Brief: Without the pictures, write the listing below out again, line for line.

Data:

┄┄┄┄┄┄

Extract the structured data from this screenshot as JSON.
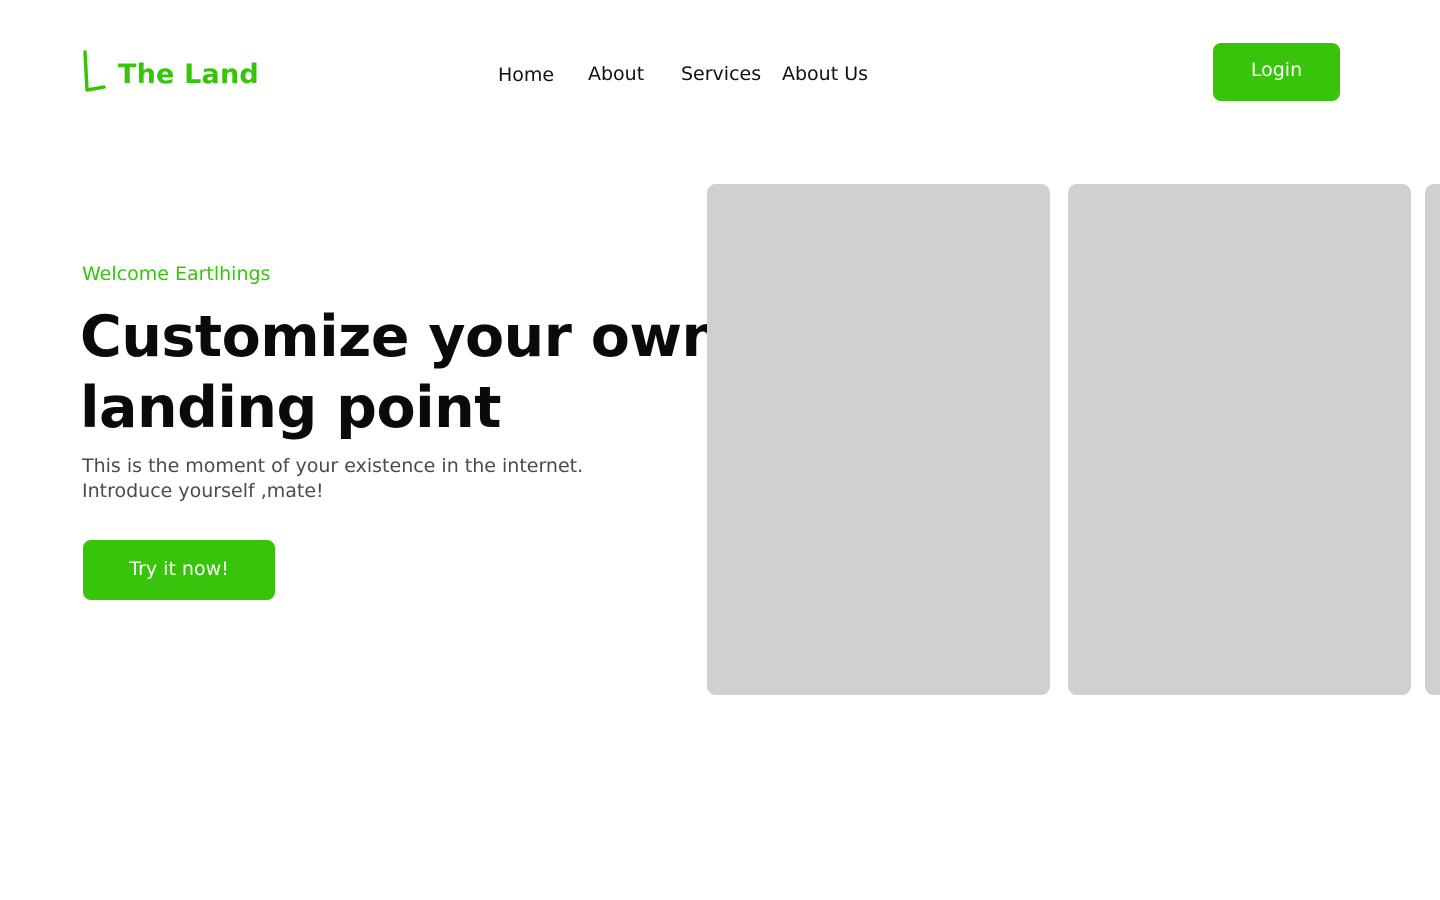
{
  "header": {
    "brand": "The Land",
    "nav": [
      "Home",
      "About",
      "Services",
      "About Us"
    ],
    "login_label": "Login"
  },
  "hero": {
    "eyebrow": "Welcome Eartlhings",
    "headline_line1": "Customize your own",
    "headline_line2": "landing point",
    "subtext_line1": "This is the moment of your existence in the internet.",
    "subtext_line2": "Introduce yourself ,mate!",
    "cta_label": "Try it now!"
  },
  "colors": {
    "accent": "#38c40a",
    "card_placeholder": "#d0d0d0",
    "heading": "#0a0a0a",
    "body_text": "#4a4a4a"
  },
  "icons": {
    "logo": "letter-l-logo-icon"
  }
}
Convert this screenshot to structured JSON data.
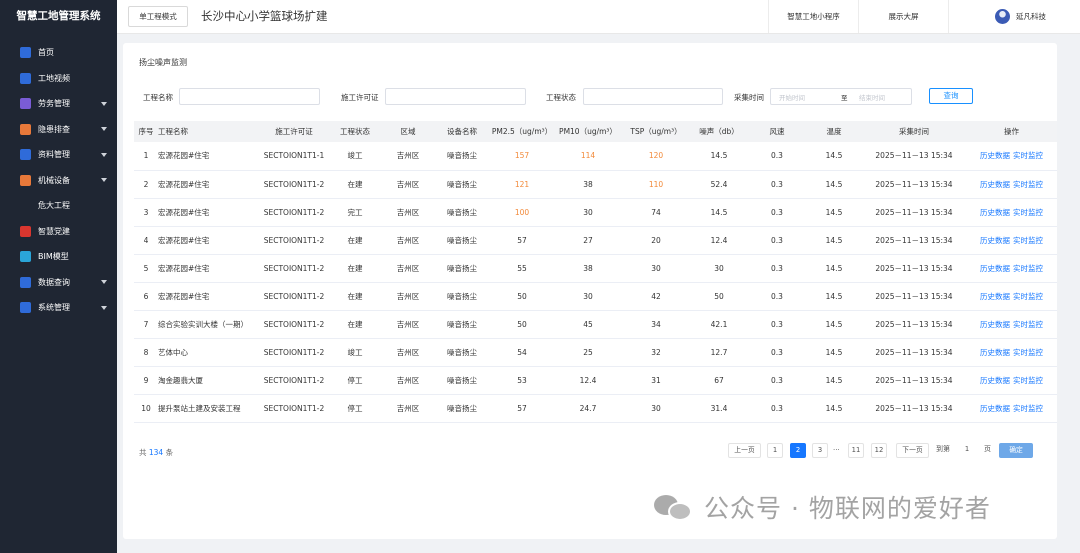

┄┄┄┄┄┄

Answer space:
Extract the structured data from this screenshot as JSON.
{
  "header": {
    "brand": "The Land",
    "nav": [
      "Home",
      "About",
      "Services",
      "About Us"
    ],
    "login_label": "Login"
  },
  "hero": {
    "eyebrow": "Welcome Eartlhings",
    "headline_line1": "Customize your own",
    "headline_line2": "landing point",
    "subtext_line1": "This is the moment of your existence in the internet.",
    "subtext_line2": "Introduce yourself ,mate!",
    "cta_label": "Try it now!"
  },
  "colors": {
    "accent": "#38c40a",
    "card_placeholder": "#d0d0d0",
    "heading": "#0a0a0a",
    "body_text": "#4a4a4a"
  },
  "icons": {
    "logo": "letter-l-logo-icon"
  }
}
Convert this screenshot to structured JSON data.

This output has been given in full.